Abstract. In most AI applications, machine learning models are often treated as a black box. Users usually refine and improve the models according to performance metrics such as accuracy. Because of lacking of a comprehensive understanding of the working mechanism of these models, it is hard to build an effective two-communication between a human anda computer, which limits the further adoption of the models. To solve this problem, we have developed a set of visual analytics approaches to help users understand, diagnose, and refine a machine learning model. This talk presents the major challenges of interactive machine learning and exemplifies the solutions with several visual analytics techniques and examples. In particular, we mainly focus on introducing the following three aspects: 1) create a suite of machine learning techniques that produce more explainable models, while maintaining a high level of learning performance (prediction accuracy); 2) develop a set of visual analytics techniques that enable human users to understand and diagnose machine learning models; 3) a semi-supervised model refinement mechanism. Based on these, we develop an interactive model analysis framework, which is exemplified by deep learning,ensemble learning, and the topic model.
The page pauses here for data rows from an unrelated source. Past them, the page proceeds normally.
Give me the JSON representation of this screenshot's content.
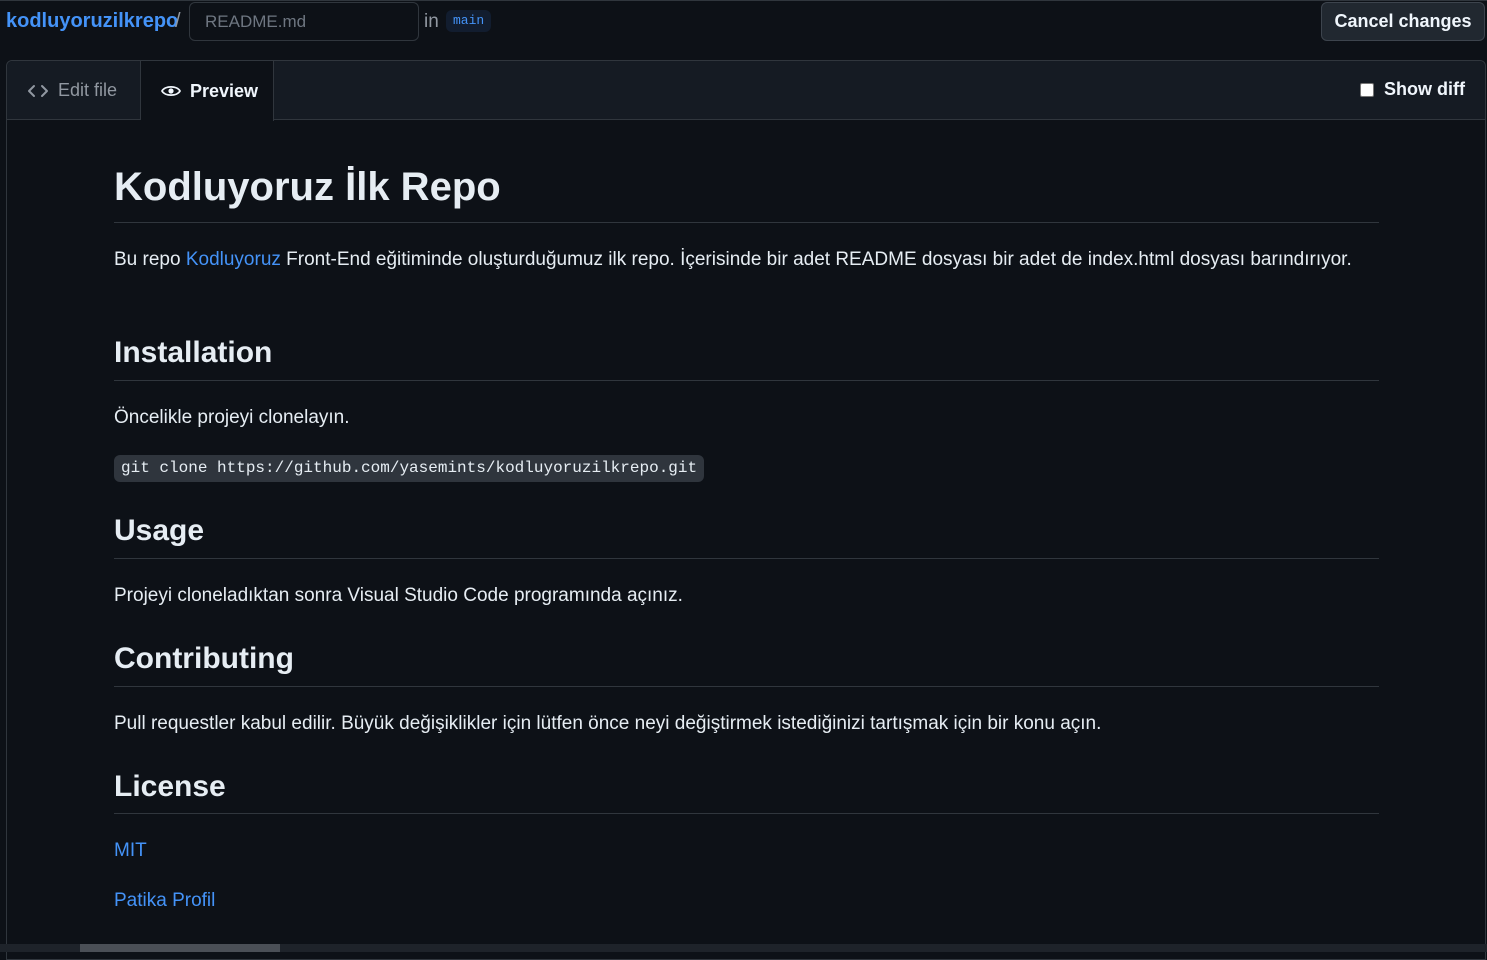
{
  "header": {
    "repo_name": "kodluyoruzilkrepo",
    "separator": "/",
    "filename_placeholder": "README.md",
    "in_label": "in",
    "branch": "main",
    "cancel_label": "Cancel changes"
  },
  "tabs": {
    "edit_label": "Edit file",
    "preview_label": "Preview",
    "active": "Preview"
  },
  "show_diff": {
    "label": "Show diff",
    "checked": false
  },
  "preview": {
    "title": "Kodluyoruz İlk Repo",
    "intro_prefix": "Bu repo ",
    "intro_link": "Kodluyoruz",
    "intro_suffix": " Front-End eğitiminde oluşturduğumuz ilk repo. İçerisinde bir adet README dosyası bir adet de index.html dosyası barındırıyor.",
    "installation_heading": "Installation",
    "installation_text": "Öncelikle projeyi clonelayın.",
    "installation_code": "git clone https://github.com/yasemints/kodluyoruzilkrepo.git",
    "usage_heading": "Usage",
    "usage_text": "Projeyi cloneladıktan sonra Visual Studio Code programında açınız.",
    "contributing_heading": "Contributing",
    "contributing_text": "Pull requestler kabul edilir. Büyük değişiklikler için lütfen önce neyi değiştirmek istediğinizi tartışmak için bir konu açın.",
    "license_heading": "License",
    "license_link": "MIT",
    "profile_link": "Patika Profil"
  },
  "colors": {
    "background": "#0d1117",
    "link": "#4493f8",
    "border": "#30363d",
    "text": "#e6edf3"
  }
}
Bio. Shixia Liu is an associate professor at Tsinghua University. Her research interests include visual text analytics, visual social analytics, visual behavior analytics, graph visualization, and tree visualization. Before joining Tsinghua University, she worked as a lead researcher at Microsoft Research Asia and a research staff member at IBM China Research Lab. Shixia is one of the Papers Co-Chairs of IEEE VAST 2016 and 2017. She is an associate of IEEE Transactions on Visualization and Computer Graphics and is on the editorial board of Information Visualization. She was the guest editor of ACM Transactions on Intelligent Systems and Technology and Tsinghua Science and Technology. She was the program co-chair of PacifcVis 2014 and VINCI 2012. Shixia was in the Steering Committee of VINCI 2013. She is on the organizing committee of IEEE VIS 2015 and 2014. She is/was in the Program Committee for CHI 2018, InfoVis 2015, 2014, VAST 2015, 2014, KDD 2015, 2014, 2013, ACM Multimedia 2009, SDM 2008, ACM IUI 2011, 2009, PacificVis 2008, 2009, 2010, 2011, PAKDD 2013, VISAPP 2012, 2011, VINCI 2011.